Provided information
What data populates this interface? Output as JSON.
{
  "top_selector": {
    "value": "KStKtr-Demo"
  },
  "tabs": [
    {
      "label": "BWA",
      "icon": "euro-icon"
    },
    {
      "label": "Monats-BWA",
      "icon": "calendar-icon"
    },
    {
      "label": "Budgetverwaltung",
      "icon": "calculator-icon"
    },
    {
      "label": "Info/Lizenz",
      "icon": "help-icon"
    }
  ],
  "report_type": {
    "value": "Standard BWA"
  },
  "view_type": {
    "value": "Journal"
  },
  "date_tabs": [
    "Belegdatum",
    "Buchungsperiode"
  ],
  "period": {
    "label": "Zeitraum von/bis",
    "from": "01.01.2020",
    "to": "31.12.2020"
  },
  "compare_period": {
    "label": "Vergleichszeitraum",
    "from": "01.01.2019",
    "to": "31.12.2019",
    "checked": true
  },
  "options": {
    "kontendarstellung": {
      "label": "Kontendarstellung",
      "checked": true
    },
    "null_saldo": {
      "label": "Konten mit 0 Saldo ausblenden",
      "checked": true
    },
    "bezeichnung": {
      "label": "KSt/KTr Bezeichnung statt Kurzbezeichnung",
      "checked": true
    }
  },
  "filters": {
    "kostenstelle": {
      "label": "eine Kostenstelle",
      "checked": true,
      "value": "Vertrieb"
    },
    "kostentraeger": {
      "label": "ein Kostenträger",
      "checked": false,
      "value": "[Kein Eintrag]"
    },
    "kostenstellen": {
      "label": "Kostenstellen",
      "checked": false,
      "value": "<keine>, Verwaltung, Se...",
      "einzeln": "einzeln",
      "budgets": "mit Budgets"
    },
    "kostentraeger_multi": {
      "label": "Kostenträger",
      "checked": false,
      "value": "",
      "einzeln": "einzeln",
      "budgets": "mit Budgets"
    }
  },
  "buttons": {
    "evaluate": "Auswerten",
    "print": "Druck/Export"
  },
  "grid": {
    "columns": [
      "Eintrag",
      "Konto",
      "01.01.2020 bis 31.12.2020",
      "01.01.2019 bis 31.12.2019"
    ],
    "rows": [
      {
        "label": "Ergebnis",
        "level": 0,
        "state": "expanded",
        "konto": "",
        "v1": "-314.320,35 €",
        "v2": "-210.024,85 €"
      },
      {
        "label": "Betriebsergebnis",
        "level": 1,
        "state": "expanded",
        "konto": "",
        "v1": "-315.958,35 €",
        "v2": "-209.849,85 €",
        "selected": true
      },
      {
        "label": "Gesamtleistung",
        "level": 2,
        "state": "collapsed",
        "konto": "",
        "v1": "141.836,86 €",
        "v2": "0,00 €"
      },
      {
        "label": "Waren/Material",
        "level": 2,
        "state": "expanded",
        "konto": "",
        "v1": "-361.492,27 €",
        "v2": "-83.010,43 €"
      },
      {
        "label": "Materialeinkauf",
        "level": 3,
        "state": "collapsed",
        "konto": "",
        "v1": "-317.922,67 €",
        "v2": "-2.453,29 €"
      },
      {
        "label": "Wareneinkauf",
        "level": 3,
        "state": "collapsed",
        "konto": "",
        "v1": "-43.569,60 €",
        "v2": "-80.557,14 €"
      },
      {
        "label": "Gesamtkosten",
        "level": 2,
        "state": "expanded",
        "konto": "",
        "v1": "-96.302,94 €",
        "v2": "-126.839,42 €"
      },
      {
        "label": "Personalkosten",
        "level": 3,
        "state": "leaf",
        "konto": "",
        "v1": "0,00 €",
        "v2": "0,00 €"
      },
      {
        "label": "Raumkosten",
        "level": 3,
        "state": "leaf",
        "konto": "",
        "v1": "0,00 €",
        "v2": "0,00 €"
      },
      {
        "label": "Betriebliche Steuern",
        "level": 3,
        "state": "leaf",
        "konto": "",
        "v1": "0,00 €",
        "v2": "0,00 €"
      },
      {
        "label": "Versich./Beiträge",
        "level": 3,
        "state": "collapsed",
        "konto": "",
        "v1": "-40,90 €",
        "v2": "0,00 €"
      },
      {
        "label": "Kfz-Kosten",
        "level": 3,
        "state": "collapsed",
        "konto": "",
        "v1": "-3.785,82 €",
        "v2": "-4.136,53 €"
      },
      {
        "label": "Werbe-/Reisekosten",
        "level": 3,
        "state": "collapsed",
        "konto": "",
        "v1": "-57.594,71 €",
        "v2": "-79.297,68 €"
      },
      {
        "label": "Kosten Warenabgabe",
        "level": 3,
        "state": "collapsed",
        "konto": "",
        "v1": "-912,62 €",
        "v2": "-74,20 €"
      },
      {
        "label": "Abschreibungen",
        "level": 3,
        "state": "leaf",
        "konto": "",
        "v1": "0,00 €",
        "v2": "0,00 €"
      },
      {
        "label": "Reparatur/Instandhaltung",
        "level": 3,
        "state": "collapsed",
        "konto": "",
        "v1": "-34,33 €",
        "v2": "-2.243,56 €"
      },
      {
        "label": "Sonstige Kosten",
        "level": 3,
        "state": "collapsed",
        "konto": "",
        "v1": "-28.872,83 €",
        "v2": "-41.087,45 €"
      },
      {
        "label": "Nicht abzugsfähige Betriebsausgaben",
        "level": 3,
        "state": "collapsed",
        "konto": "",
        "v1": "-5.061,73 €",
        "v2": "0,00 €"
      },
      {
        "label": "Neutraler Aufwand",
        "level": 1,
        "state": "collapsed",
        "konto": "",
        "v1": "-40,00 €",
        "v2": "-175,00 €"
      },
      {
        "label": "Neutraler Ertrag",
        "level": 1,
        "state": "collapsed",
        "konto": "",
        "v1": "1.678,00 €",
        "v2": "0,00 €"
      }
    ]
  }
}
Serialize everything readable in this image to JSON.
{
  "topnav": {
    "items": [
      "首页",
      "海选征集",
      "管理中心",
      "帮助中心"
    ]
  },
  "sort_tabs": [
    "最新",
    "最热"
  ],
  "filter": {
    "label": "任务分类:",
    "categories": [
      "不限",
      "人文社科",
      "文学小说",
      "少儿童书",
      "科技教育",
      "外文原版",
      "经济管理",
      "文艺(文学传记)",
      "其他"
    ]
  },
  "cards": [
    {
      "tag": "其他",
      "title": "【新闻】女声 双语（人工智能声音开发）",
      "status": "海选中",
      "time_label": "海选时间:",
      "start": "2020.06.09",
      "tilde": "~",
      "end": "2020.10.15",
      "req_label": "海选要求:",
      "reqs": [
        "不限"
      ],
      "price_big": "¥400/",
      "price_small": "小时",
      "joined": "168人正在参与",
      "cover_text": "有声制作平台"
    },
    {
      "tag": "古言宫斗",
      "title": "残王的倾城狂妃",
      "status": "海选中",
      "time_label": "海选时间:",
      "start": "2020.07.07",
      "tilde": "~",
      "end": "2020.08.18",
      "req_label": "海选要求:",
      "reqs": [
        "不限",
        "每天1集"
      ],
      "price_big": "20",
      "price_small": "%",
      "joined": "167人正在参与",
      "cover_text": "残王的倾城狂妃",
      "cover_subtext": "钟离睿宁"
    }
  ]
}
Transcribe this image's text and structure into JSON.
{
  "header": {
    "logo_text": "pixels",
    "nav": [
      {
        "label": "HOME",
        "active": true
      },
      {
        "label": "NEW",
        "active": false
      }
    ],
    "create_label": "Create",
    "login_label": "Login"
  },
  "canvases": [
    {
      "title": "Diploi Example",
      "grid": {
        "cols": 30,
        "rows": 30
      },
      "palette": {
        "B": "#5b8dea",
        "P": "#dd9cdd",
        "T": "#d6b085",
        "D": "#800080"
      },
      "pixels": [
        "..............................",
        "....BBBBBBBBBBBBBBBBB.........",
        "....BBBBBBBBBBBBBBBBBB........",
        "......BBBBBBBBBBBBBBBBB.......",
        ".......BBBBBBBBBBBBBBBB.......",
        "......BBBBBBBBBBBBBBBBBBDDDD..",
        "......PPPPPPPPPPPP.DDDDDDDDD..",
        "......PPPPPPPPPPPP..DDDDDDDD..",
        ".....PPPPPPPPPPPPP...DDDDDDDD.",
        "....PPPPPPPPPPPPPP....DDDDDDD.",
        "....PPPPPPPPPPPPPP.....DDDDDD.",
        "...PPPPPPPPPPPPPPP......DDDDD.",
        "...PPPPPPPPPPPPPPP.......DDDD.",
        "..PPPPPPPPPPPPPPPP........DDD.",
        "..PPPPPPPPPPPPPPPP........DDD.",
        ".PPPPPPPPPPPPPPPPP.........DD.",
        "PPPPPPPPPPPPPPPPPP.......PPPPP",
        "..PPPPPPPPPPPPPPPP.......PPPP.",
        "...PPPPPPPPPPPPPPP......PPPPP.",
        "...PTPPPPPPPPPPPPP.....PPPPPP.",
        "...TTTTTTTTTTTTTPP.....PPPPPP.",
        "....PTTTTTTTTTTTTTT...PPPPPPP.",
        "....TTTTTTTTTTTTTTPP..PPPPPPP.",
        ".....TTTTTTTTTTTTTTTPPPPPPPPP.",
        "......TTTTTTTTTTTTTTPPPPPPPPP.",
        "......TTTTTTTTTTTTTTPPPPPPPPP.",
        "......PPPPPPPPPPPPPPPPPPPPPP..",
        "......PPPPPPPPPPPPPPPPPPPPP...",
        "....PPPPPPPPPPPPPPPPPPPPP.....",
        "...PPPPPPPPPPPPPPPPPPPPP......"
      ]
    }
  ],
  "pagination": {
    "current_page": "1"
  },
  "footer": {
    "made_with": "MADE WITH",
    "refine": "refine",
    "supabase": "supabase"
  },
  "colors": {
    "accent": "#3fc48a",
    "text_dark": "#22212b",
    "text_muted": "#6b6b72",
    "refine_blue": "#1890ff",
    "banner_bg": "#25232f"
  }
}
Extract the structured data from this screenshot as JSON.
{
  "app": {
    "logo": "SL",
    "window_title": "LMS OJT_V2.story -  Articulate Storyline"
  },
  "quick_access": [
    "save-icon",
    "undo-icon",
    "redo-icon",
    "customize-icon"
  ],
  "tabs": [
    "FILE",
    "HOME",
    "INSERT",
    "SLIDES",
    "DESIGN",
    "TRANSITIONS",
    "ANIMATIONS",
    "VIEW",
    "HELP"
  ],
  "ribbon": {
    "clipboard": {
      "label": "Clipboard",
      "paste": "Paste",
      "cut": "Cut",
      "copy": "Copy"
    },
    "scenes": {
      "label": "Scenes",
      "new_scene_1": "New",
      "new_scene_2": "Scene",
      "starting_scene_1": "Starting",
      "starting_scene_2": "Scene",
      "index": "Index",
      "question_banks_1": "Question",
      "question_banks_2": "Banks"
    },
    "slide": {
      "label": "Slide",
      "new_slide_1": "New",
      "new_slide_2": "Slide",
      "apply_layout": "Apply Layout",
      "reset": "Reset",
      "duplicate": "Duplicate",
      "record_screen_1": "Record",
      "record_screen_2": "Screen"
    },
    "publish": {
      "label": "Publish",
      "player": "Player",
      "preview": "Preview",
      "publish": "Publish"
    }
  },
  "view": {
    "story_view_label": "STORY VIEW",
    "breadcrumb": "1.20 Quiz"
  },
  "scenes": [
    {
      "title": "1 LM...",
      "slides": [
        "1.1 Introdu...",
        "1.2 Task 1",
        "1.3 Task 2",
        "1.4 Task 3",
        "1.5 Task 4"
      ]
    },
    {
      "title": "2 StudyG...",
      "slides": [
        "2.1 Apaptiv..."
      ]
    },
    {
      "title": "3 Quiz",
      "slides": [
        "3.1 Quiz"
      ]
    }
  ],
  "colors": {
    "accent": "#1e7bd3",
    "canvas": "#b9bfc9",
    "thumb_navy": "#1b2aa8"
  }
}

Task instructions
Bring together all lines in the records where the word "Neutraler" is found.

Task result
        "label": "Neutraler Aufwand",
        "label": "Neutraler Ertrag",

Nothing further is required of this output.